» **TO DO**
Find every line in the records below that holds the word "service", and copy it out.

** RECORDS FOR PROCESSING follows **

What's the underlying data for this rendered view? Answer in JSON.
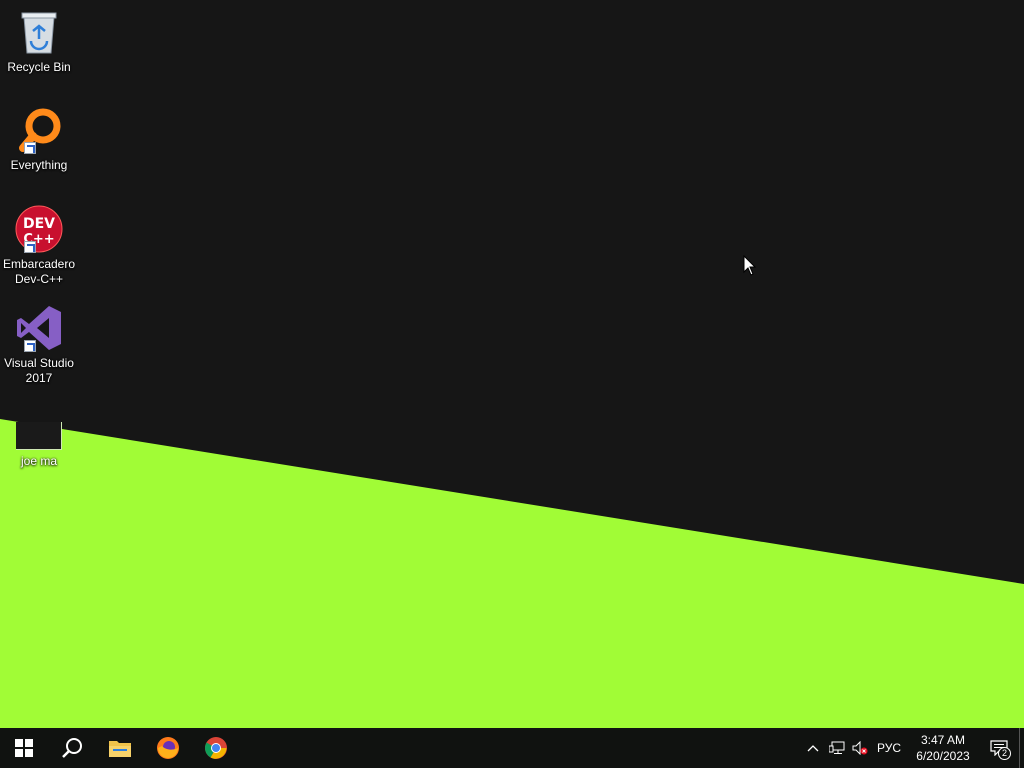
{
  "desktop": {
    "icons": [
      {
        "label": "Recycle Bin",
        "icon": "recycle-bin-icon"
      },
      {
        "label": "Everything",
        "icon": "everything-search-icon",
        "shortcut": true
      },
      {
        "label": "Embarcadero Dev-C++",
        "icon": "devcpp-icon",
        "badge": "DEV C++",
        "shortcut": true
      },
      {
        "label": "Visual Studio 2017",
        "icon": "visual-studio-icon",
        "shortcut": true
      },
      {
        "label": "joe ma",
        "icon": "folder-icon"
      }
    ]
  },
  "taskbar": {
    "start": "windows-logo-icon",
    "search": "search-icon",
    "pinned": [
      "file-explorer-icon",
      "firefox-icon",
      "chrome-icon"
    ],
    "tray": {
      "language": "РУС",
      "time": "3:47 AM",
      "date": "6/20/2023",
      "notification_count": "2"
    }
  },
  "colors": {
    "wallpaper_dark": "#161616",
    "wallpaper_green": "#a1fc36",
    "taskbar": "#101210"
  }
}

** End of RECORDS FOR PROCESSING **
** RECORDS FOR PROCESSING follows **

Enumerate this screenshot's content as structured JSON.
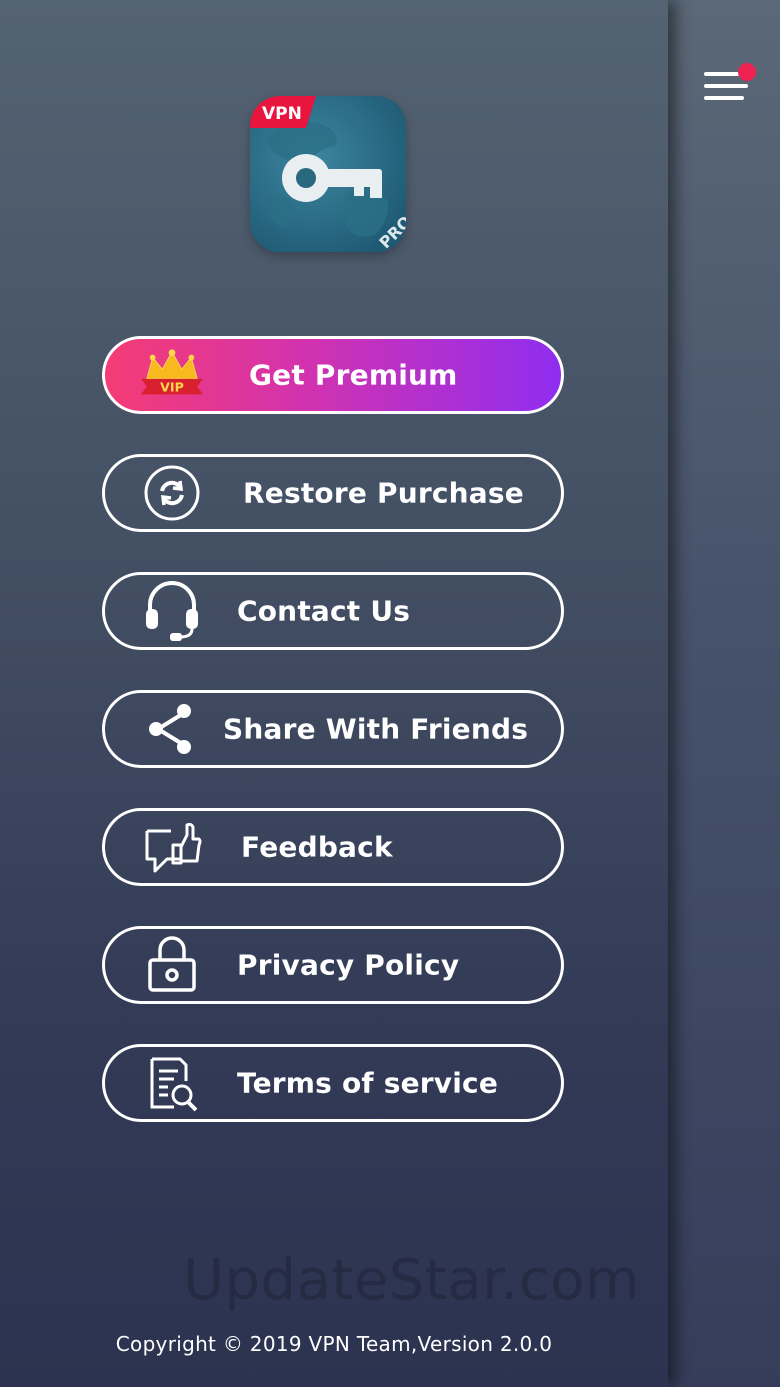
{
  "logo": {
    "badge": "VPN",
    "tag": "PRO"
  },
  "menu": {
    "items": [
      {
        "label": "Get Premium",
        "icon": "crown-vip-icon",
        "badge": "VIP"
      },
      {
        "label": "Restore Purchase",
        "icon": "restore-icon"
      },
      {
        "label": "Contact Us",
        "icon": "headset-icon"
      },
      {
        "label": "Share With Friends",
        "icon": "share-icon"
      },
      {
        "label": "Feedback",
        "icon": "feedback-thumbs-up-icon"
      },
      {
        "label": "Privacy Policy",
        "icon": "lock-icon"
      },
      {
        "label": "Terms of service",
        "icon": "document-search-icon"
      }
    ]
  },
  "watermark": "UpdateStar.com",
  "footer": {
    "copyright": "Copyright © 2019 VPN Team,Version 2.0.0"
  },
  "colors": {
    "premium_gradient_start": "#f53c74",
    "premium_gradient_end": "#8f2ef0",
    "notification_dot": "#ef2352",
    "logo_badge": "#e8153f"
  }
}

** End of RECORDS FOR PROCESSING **
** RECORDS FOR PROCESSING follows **

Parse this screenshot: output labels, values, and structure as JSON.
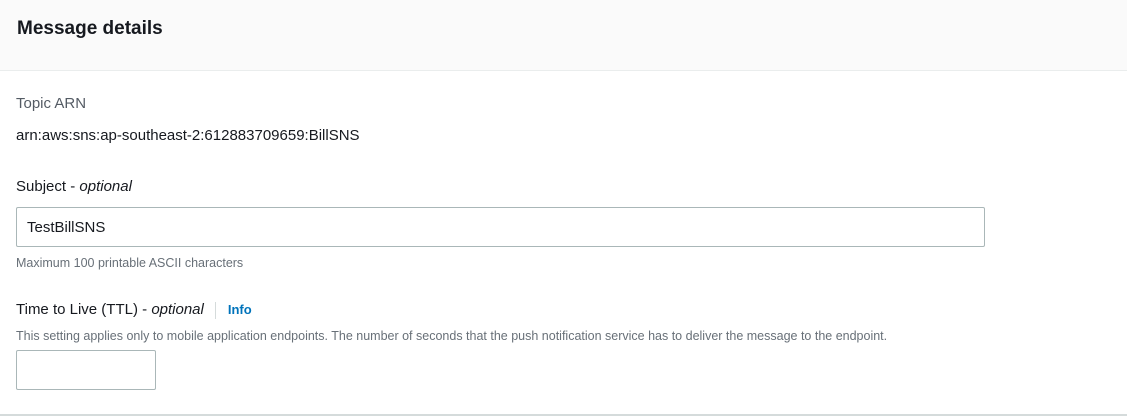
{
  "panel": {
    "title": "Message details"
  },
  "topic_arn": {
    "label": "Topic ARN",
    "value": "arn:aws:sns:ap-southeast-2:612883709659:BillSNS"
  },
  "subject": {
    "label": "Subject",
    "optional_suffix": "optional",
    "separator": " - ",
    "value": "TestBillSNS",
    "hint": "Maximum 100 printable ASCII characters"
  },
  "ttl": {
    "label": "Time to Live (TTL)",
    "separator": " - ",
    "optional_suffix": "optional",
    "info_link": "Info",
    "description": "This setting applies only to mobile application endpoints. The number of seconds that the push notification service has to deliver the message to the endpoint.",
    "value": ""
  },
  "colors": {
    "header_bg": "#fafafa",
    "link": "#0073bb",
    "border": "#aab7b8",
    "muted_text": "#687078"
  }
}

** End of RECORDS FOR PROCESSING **

» **TASK OUTPUT**
        "label": "Terms of service",
    "description": "This setting applies only to mobile application endpoints. The number of seconds that the push notification service has to deliver the message to the endpoint.",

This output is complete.